In the summer, the government rammed through parliament itsbills on collective self-defense – popularly known as the War Bills.
Worded purposefully vague, the laws allow Japan to send military forces to fight overseas for the first time since World War Two. These troops will fight alongside – or more likely under the command of – the US.
The US reacted to the passage of the bills withenthusiastic support. The State Department said:
We welcome Japan’s ongoing efforts to strengthen the alliance and play a more active role in regional and international security activities, as reflected in Japan’s new security legislation.
Once again, US support was at odds with popular sentiment in Japan. Many people here likened the rushed passage of the bill as a coup d’etat. Punch-ups between lawmakers broke out in the parliamentary chamber. Tens of thousands of protesters took to the streets – including, for the first time in a generation, many university students.
State broadcaster NHK gave scant coverage to these demonstrations – nor did it report aboutthe man who set himself ablaze atop a Tokyo bridge to protest the war bills.
In Japan’s southernmost prefecture, Okinawa, heckles of “Warmonger” and “Go home!” met PM Abe when he gave a speech in June to commemorate the anniversary of the end of World War Two fighting there. Again, NHK ignored the news – as it does other ongoing human rights violations on the island.
Given their experiences of World War Two, Okinawans are painfully aware of the dangers posed by PM Abe’s resurgent militarism. More than a quarter of the island’s population died in the spring of 1945 – sacrificed by Tokyo to delay a US invasion of the mainland. Between 1945 and 1972, the island was a US military colony and the storehouse of perhaps the planet’s largest concentration of weapons of mass destruction – approximately 1200 nuclear warheads, thousands of tons of nerve gas and Agent Orange.
Today, Okinawans are still dealing with the consequences of the 27-year US occupation – dioxin contamination, underdeveloped civilian infrastructure and US bases which continue to take up almost 20% of the island, hobbling economic growth.
Local residents must also contend with close ties between Japanese neo-nationalist groups and the US Marine Corps who leak surveillance videos to extremist websites in order to discredit the island’s peace movement.
Fortunately for Okinawans, their two daily newspapers – Ryukyu Shimpo and Okinawa Times – work fearlessly to hold the US and Japan to account for their abuses on the island.
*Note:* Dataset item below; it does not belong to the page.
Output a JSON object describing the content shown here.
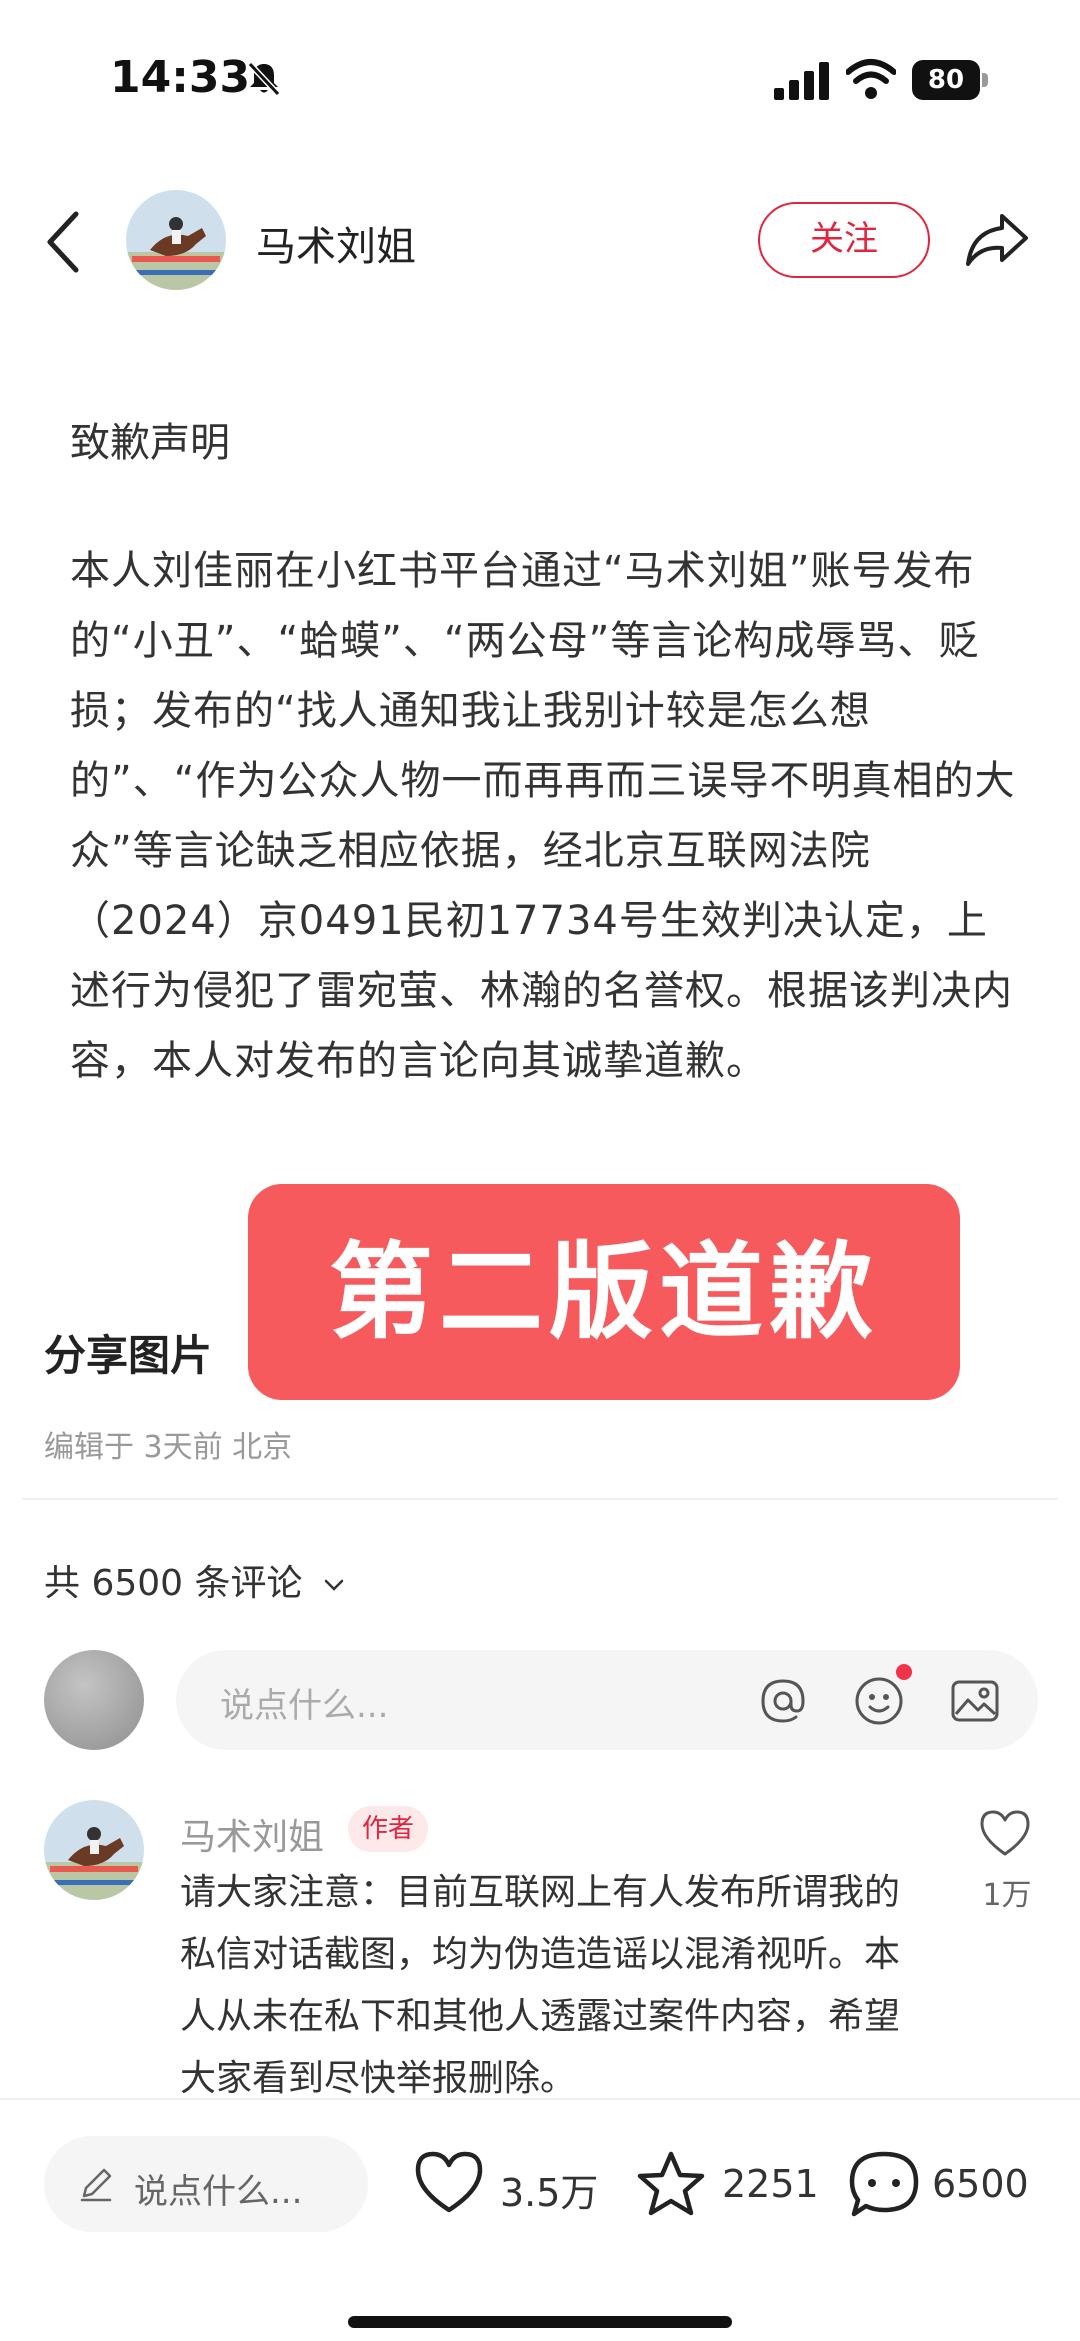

This has put both newspapers in the LDP’s line of fire.
On June 25, two days after PM Abe’s humiliation at the Battle of Okinawa ceremony, the LDP held a study group in Tokyo to discuss the nation’s media. At the meeting, Naoki Hyakuta – a former NHK governor appointed by the LDP – gave a speech calling for the destruction of Okinawa’s two dailies. Another speaker suggested the Japanese government should pressure advertisers to cut their funding to the newspapers.
Public outrage at these comments was so great that PM Abe was forced to dismiss the study group’s organizer from his position – but not from the LDP.
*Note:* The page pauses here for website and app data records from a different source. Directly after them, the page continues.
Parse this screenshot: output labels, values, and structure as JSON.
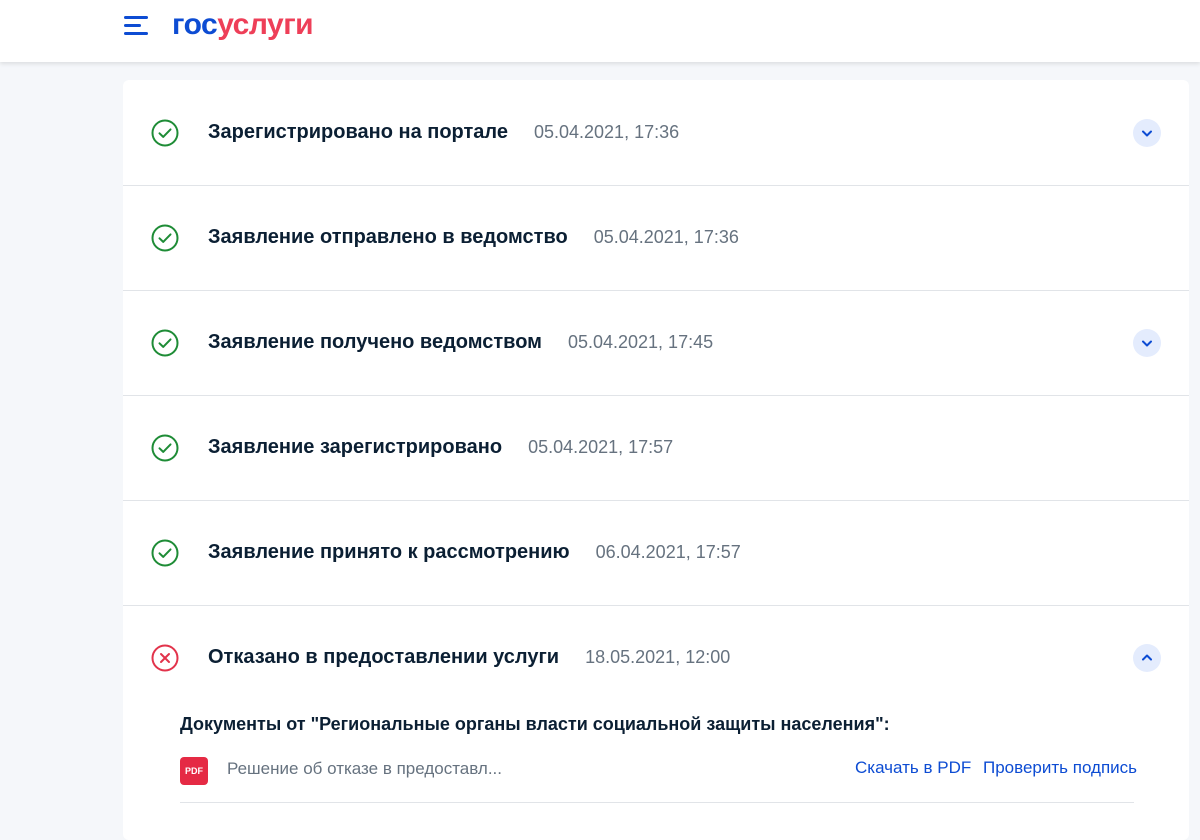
{
  "header": {
    "logo_part1": "гос",
    "logo_part2": "услуги",
    "brand_blue": "#0d4cd3",
    "brand_red": "#ee3f58"
  },
  "timeline": [
    {
      "title": "Зарегистрировано на портале",
      "date": "05.04.2021, 17:36",
      "status": "success",
      "expander": "chevron-down"
    },
    {
      "title": "Заявление отправлено в ведомство",
      "date": "05.04.2021, 17:36",
      "status": "success",
      "expander": null
    },
    {
      "title": "Заявление получено ведомством",
      "date": "05.04.2021, 17:45",
      "status": "success",
      "expander": "chevron-down"
    },
    {
      "title": "Заявление зарегистрировано",
      "date": "05.04.2021, 17:57",
      "status": "success",
      "expander": null
    },
    {
      "title": "Заявление принято к рассмотрению",
      "date": "06.04.2021, 17:57",
      "status": "success",
      "expander": null
    },
    {
      "title": "Отказано в предоставлении услуги",
      "date": "18.05.2021, 12:00",
      "status": "rejected",
      "expander": "chevron-up"
    }
  ],
  "documents": {
    "heading": "Документы от \"Региональные органы власти социальной защиты населения\":",
    "items": [
      {
        "badge": "PDF",
        "name": "Решение об отказе в предоставл...",
        "download_label": "Скачать в PDF",
        "verify_label": "Проверить подпись"
      }
    ]
  },
  "colors": {
    "success": "#1e8c36",
    "error": "#e2334b",
    "link": "#0d4cd3",
    "muted": "#66727f"
  }
}
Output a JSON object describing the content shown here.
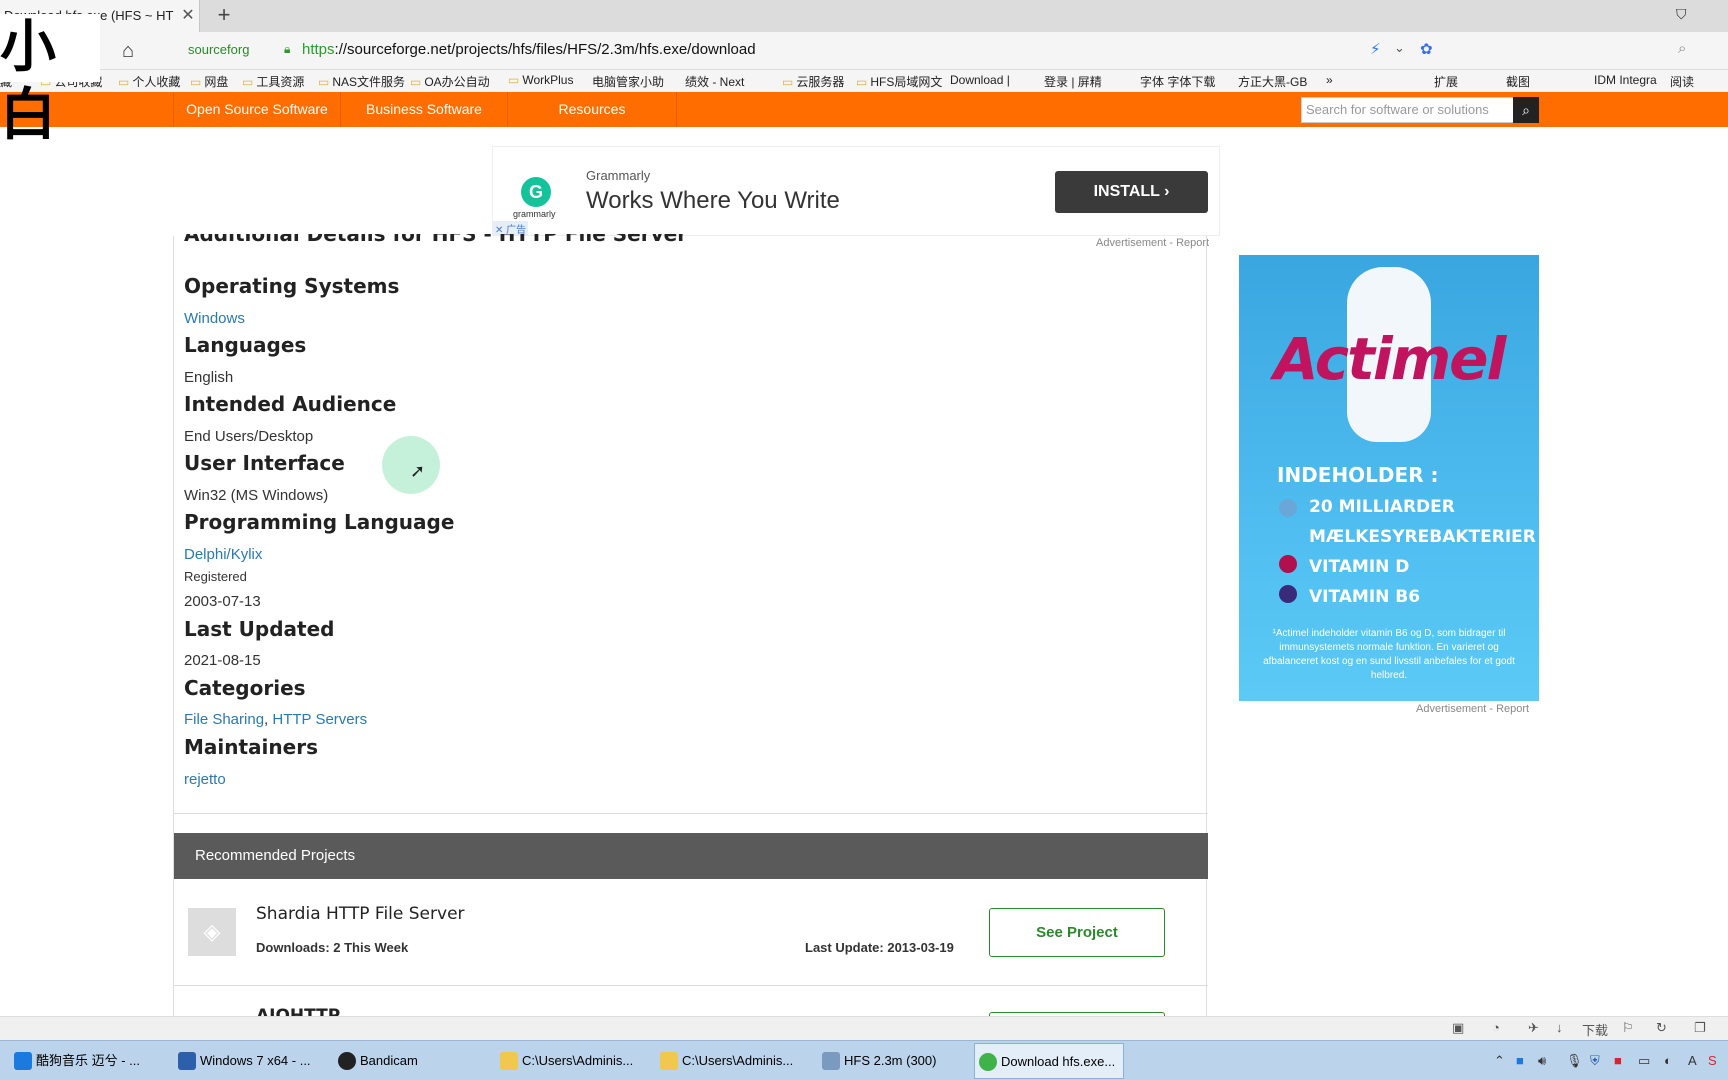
{
  "browser": {
    "tab_title": "Download hfs.exe (HFS ~ HT",
    "tab_close": "✕",
    "new_tab": "+",
    "site_badge": "sourceforg",
    "url_scheme": "https",
    "url_rest": "://sourceforge.net/projects/hfs/files/HFS/2.3m/hfs.exe/download",
    "overlay_logo": "小白",
    "bookmarks": [
      "藏",
      "公司收藏",
      "个人收藏",
      "网盘",
      "工具资源",
      "NAS文件服务",
      "OA办公自动",
      "WorkPlus",
      "电脑管家小助",
      "绩效 - Next",
      "云服务器",
      "HFS局域网文",
      "Download |",
      "登录 | 屏精",
      "字体 字体下载",
      "方正大黑-GB",
      "»",
      "扩展",
      "截图",
      "IDM Integra",
      "阅读"
    ]
  },
  "site_nav": {
    "items": [
      "Open Source Software",
      "Business Software",
      "Resources"
    ],
    "search_placeholder": "Search for software or solutions",
    "search_icon": "magnifier-icon"
  },
  "ad_top": {
    "brand": "Grammarly",
    "logo_text": "grammarly",
    "logo_letter": "G",
    "headline": "Works Where You Write",
    "button": "INSTALL  ›",
    "close_tag": "✕ 广告",
    "report": "Advertisement - Report"
  },
  "details": {
    "cut_heading": "Additional Details for HFS - HTTP File Server",
    "os_heading": "Operating Systems",
    "os_value": "Windows",
    "lang_heading": "Languages",
    "lang_value": "English",
    "audience_heading": "Intended Audience",
    "audience_value": "End Users/Desktop",
    "ui_heading": "User Interface",
    "ui_value": "Win32 (MS Windows)",
    "prog_heading": "Programming Language",
    "prog_value": "Delphi/Kylix",
    "registered_label": "Registered",
    "registered_value": "2003-07-13",
    "updated_heading": "Last Updated",
    "updated_value": "2021-08-15",
    "cat_heading": "Categories",
    "cat_1": "File Sharing",
    "cat_sep": ", ",
    "cat_2": "HTTP Servers",
    "maint_heading": "Maintainers",
    "maint_value": "rejetto"
  },
  "recommended": {
    "header": "Recommended Projects",
    "projects": [
      {
        "title": "Shardia HTTP File Server",
        "downloads": "Downloads: 2 This Week",
        "last_update": "Last Update: 2013-03-19",
        "button": "See Project"
      },
      {
        "title": "AIOHTTP"
      }
    ]
  },
  "ad_right": {
    "brand": "Actimel",
    "heading": "INDEHOLDER :",
    "items": [
      "20 MILLIARDER",
      "MÆLKESYREBAKTERIER",
      "VITAMIN D",
      "VITAMIN B6"
    ],
    "fine_print": "¹Actimel indeholder vitamin B6 og D, som bidrager til immunsystemets normale funktion. En varieret og afbalanceret kost og en sund livsstil anbefales for et godt helbred.",
    "report": "Advertisement - Report",
    "colors": {
      "brand": "#c0145e",
      "background": "#4fbdf0"
    }
  },
  "statusbar": {
    "download_label": "下载"
  },
  "taskbar": {
    "items": [
      "酷狗音乐 迈兮 - ...",
      "Windows 7 x64 - ...",
      "Bandicam",
      "C:\\Users\\Adminis...",
      "C:\\Users\\Adminis...",
      "HFS 2.3m (300)",
      "Download hfs.exe..."
    ]
  },
  "colors": {
    "sourceforge_orange": "#ff6d00",
    "link": "#2a7ab0",
    "see_project_green": "#2a8a2a"
  }
}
In the coming years, as Japan prepares to send troops to fight in American wars, attacks on press freedoms in Japan are sure to worsen. And Washington will likely encourage the Japanese government in these assaults – just as it dismantles First Amendment rights at home.
Jon Mitchell is a British journalist based in Japan. In 2015, he received the Foreign Correspondents’ Club of Japan’s Freedom of the Press lifetime achievement award for his investigations into human rights violations on Okinawa. He is an Asia-Pacific Journal associate and visiting researcher at the International Peace Research Institute of Meiji Gakuin University, Tokyo.
December 10, 2015 at 04:47PM
via Freedom of the Press Foundation http://ift.tt/1lxCZUy